‘Strength of mind is exercise, not rest’Alexander Pope
Your mind is like a computer that runs on automatic pilot for much of the time. That is great when we feel automatically confident and assured in our abilities. Sometimes, however, automatic pilot generates stress, frustration, or anxiety. This can lead us to become stuck in problem thinking, which can undermine our self-belief. At exam time, this can lead to a lot of exam-related stress.
The great news is you are more powerful than you think, and you can do something about it. You can create a successful strategy for sitting exams.
A skill you can develop is to notice the quality of your thoughts and, if they are not supporting your success, it is time to update your on-board computer, your brain. Just like getting the latest IOS system for your Iphone or updating an app.
Typically, exam stress is connected to feelings of doubt based on previous experiences in your learning that may have undermined your confidence. When you think of things you are confident about, playing sport, dancing, making a good cup of tea, whatever it is, you just know you are good at it. Wouldn’t it be nice to have that self-belief about exams?
Visualise having accomplished your goal and what it will allow you to do in the future.
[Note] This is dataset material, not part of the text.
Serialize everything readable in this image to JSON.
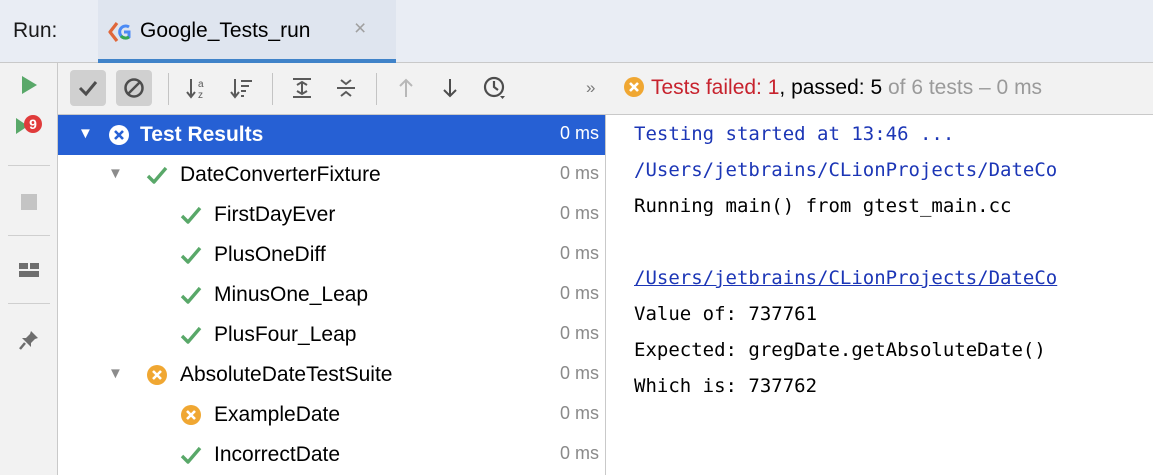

Be like Muhammad Ali: his words, his internal vision, and feelings about himself absolutely supported his mind-set of success.
“I am the greatest.”
“I figured that if I said it enough, I would convince the world that I really was the greatest.” – He also convinced himself and he achieved monumental success as a result.
“It’s lack of faith that makes people afraid of meeting challenges, and I believe in myself.”
Many people experience exam anxiety because they are focusing on what they think they can’t do. Focusing on fear and doubt can generate negative feelings which in turn create a limited perspective of our potential and our mind can even present visual images and mental movies of failure.
This creates a false Catch-22. The images and feelings keep looping and running our emotional state around exams instead of us. Breaking the thought virus, stopping it in its tracks and changing how we would like to think and feel about our potential will improve our ability to succeed in exam situations.
Start to think about a time when you were calm and confident. Feel those calm, confident feelings grow the more you focus on the pleasant memory. Imagine that you can step into that memory and really feel those calm, confident feelings, and make them stronger and even better.
Now, keep the good feeling going and hear yourself. Tell yourself how well you are doing, how capable you are, how everything is coming together, and how easy it is to recall the information you need. Keep praising yourself.
Create a big, bright picture of you sitting your exam, feeling good, then leaving your exam knowing you did well. Imagine opening your results and getting the marks you need. Focus your thoughts, feelings, and words on success.
Recognising the negative thoughts that are holding you back, and developing a strategy to avoid this is a great way to combat exam stress.
‘Success is the sum of small efforts repeated day in, day out’Robert Collier